One more note on how we’re mostly damaged goods; there’s not necessarily anything wrong with this. My truck has rust and the front bumper is at a bit of an angle and it’s about five shades of black (plus blue) and it was even in a front-end accident (before I got it). I still love it and it’s been more loyal to me than any man. (I just furiously knocked on wood that Angus doesn’t suddenly fail me.)
However, with damage comes desperation.
Which is probably the other major reason most people are online. It’s not a self-confidence issue, but a boredom issue, or a lack-of-patience issue.
I’ll admit I was also on because I was desperate, but in the no-patience sense. Also I wanted to know if there was something so horribly wrong with me that no human male my age could possibly be interested in me.
Desperate guys (and girls, I suppose) are likely another big reason why online dating has a bad name.

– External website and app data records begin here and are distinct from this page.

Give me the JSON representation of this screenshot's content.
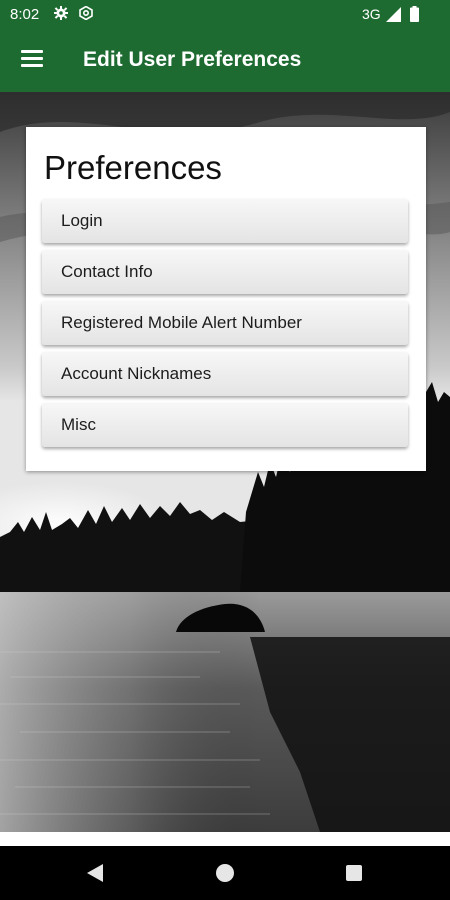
{
  "status_bar": {
    "time": "8:02",
    "network": "3G",
    "icons": [
      "settings-gear-icon",
      "hex-settings-icon",
      "signal-icon",
      "battery-icon"
    ]
  },
  "app_bar": {
    "title": "Edit User Preferences",
    "menu_icon": "hamburger-menu-icon",
    "color": "#1e6b32"
  },
  "card": {
    "title": "Preferences",
    "buttons": [
      {
        "label": "Login"
      },
      {
        "label": "Contact Info"
      },
      {
        "label": "Registered Mobile Alert Number"
      },
      {
        "label": "Account Nicknames"
      },
      {
        "label": "Misc"
      }
    ]
  },
  "background": {
    "description_icon": "lake-sunset-background-image"
  },
  "nav_bar": {
    "icons": [
      "back-icon",
      "home-icon",
      "recents-icon"
    ]
  }
}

People who are lonely, horny, seeking validation…they all get clingy, fast. Or, contrapuntally, they don’t dare open up emotionally (or dump their feelings on you), and instead are only sexual with you. Neither is ideal (unless you’re into that).

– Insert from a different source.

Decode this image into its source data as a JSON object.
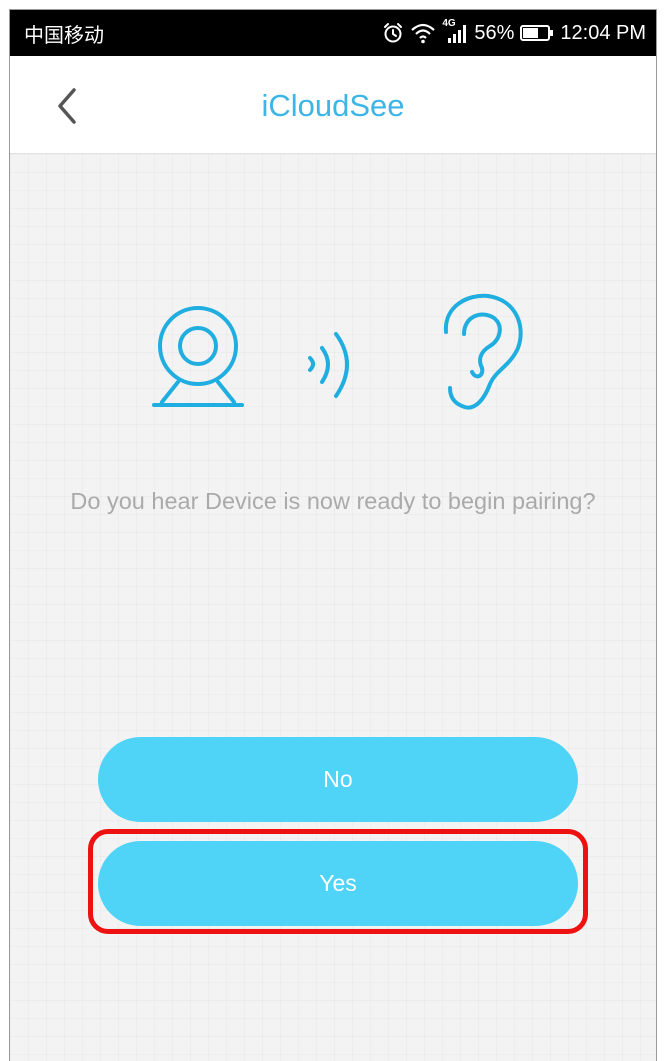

On a similar note, online dating taught me how needy guys can be. I mean, not only do most claim to love cuddling (which at this point in my life is needy and annoying), but they get all weird if you don’t respond to their messages or texts immediately and will get super attached after only one date.
Maybe that has to do with being insecure and desperate and damaged.
Surprisingly, a lot of guys say they’re happy to wait for sex, claiming that it isn’t that important. Unsurprisingly, they rarely mean this.
But I always figured women would be the ones who come off as needy and annoying and clingy. Unless I really like a guy, I don’t. And even then, I only seem clingy because I really like him and so I always want to talk to him and/or see him. It’s not like I latch on and make him a shrine in my room and he becomes my entire life.
But after only one date, or a few days of conversation? Yes, I was smitten with Dave and wanted to be with only him after one date, but he felt the same way. (Again, note that this is very past tense.)
Still, being damaged, desperate, and needy are all contributing factors to things going sour.
Going sour in the dating stages, anyway. The fact that Dave and I are wading through a pool of stagnant sludge is more related to long term relationships, not dating.
Ultimately it comes down to being clingy for whatever reason. (I feel like it’s easier to deal with those hyper-sexual people.) There’s a difference in interest, in expectations…after a night of mediocre online conversation, a few hours together, a couple days of on and off texting, some people get really attached, when I’m just not feeling it. They think things went well and are expecting another date, meanwhile I’m trying to figure out a way to let them down (or scrape them off the bottom of my shoe).
Despite the horror stories, the bad dates, the awkward conversations, the players, the missed connections, the clingy ones, the unavailable ones, the hurt, the disappointment, the sometimes short or nightmarish relationships, I still like online dating. I would still recommend it and try it again.
So would Dave.
Which probably says something about our relationship.
Seriously though, I’m in favor of it. Maybe because technology facilitates most everything in my generation (I wouldn’t tell my grandparents we met online until we were like married), maybe because I’m lazy, maybe because I have self-esteem issues, but it works for me.
All I’m doing is looking for love.